And in the Democratic Party, we have, in theory at least, FOUR soon to be Octogenarians who MIGHT decide to run for the nomination of their party.
All four would be in their 80s during the next term.
First, we have former Vice President Joe Biden, who would be 78 days after the 2020 election.
Then, we have Vermont Senator Bernie Sanders, who would be 79 at the time of the 2020 election.
We also have soon to be former Governor Jerry Brown of California, who would be seven months past 80 at the time of the 2020 election.
Finally, we have former NYC Mayor Michael Bloomberg, who would be three months short of 79 when the 2020 election occurs.
So all four would be in their 80s during their first term of office.
All but Bloomberg have actually been Presidential candidates, with Bloomberg flirting with it, but never taking the step.
Biden ran in 1988 and 2008, while Sanders ran in 2016, and Brown in 1976, 1980, and 1992.
The least likely to announce is Brown, but knowing his past history, who can say he would not announce?
Bloomberg seems second least likely to run, but is spending $80 million to help Democrats win the midterm elections in Congress and the states.
Both Biden and Sanders seem certainly to announce, in a field that could include more than 10 potential candidates.
If one had to project whether any of these four men might actually be the Democratic nominee, it would be Joe Biden, who is the most centrist of the four.
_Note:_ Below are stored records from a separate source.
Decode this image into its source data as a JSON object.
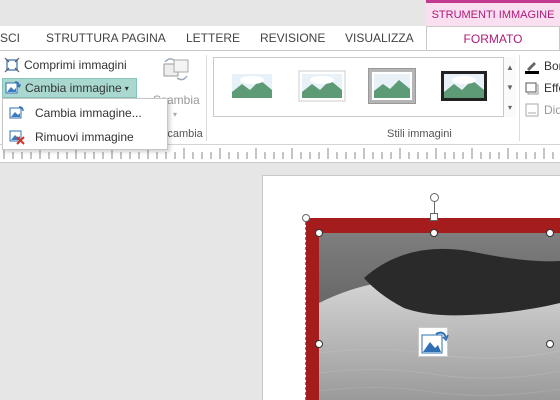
{
  "context_header": {
    "label": "STRUMENTI IMMAGINE"
  },
  "tabs": [
    {
      "label": "SCI"
    },
    {
      "label": "STRUTTURA PAGINA"
    },
    {
      "label": "LETTERE"
    },
    {
      "label": "REVISIONE"
    },
    {
      "label": "VISUALIZZA"
    },
    {
      "label": "FORMATO"
    }
  ],
  "ribbon": {
    "compress_label": "Comprimi immagini",
    "change_label": "Cambia immagine",
    "swap_label": "Scambia",
    "swap_group_label": "Scambia",
    "styles_group_label": "Stili immagini",
    "right_buttons": [
      {
        "label": "Bor"
      },
      {
        "label": "Effe"
      },
      {
        "label": "Did"
      }
    ]
  },
  "menu": {
    "items": [
      {
        "label": "Cambia immagine..."
      },
      {
        "label": "Rimuovi immagine"
      }
    ]
  },
  "colors": {
    "accent": "#b01a7a",
    "frame_red": "#a51c1c",
    "selection_teal": "#a8d8d0"
  }
}
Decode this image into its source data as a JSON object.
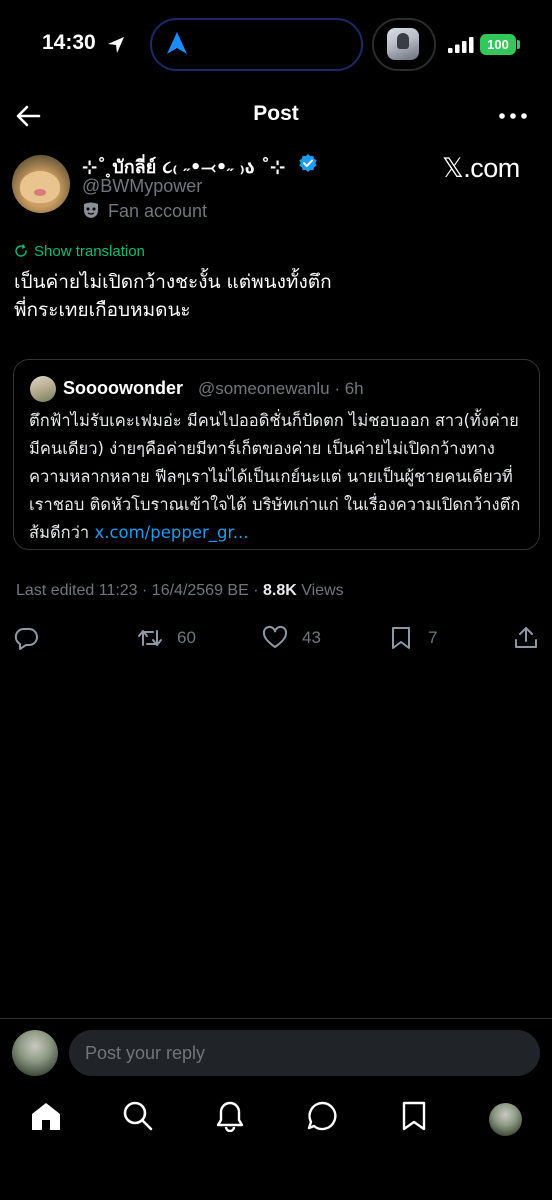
{
  "status_bar": {
    "time": "14:30",
    "battery": "100"
  },
  "header": {
    "title": "Post"
  },
  "post": {
    "author_name": "⊹˚ ̥บักลี่ย์ ૮₍ ˶•⤙•˶ ₎ა ˚⊹",
    "author_handle": "@BWMypower",
    "affiliation": "Fan account",
    "badge_text": "𝕏.com",
    "show_translation": "Show translation",
    "body_line1": "เป็นค่ายไม่เปิดกว้างชะงั้น แต่พนงทั้งตึก",
    "body_line2": "พี่กระเทยเกือบหมดนะ"
  },
  "quote": {
    "name": "Soooowonder",
    "handle_time": "@someonewanlu · 6h",
    "body": "ตึกฟ้าไม่รับเคะเฟมอ่ะ มีคนไปออดิชั่นก็ปัดตก ไม่ชอบออก สาว(ทั้งค่ายมีคนเดียว) ง่ายๆคือค่ายมีทาร์เก็ตของค่าย เป็นค่ายไม่เปิดกว้างทางความหลากหลาย  ฟีลๆเราไม่ได้เป็นเกย์นะแต่ นายเป็นผู้ชายคนเดียวที่เราชอบ ติดหัวโบราณเข้าใจได้ บริษัทเก่าแก่  ในเรื่องความเปิดกว้างตึกส้มดีกว่า ",
    "link": "x.com/pepper_gr..."
  },
  "meta": {
    "edited": "Last edited 11:23 · 16/4/2569 BE · ",
    "views_count": "8.8K",
    "views_label": " Views"
  },
  "actions": {
    "reposts": "60",
    "likes": "43",
    "bookmarks": "7"
  },
  "reply": {
    "placeholder": "Post your reply"
  },
  "colors": {
    "accent": "#1d9bf0",
    "translation": "#00ba7c",
    "muted": "#71767b",
    "battery": "#34c759"
  }
}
With both Sanders and Bloomberg being “independent”, outside the party membership, and both very unwilling to compromise or negotiate with party leaders, and with the Democrats insisting that only party members run for the White House, there would be massive conflict with either trying to take the Democratic nomination for the Presidency.
Truthfully, the best scenario would be a “NEW GENERATION”, someone in their 40s, 50s, or low to mid 60s, becoming the future of the party, rather than an “old timer”, who we would need to worry about more than normally, as to who their Vice President was, since the odds of an octogenarian serving a full term in the Presidency, would be quite a gamble!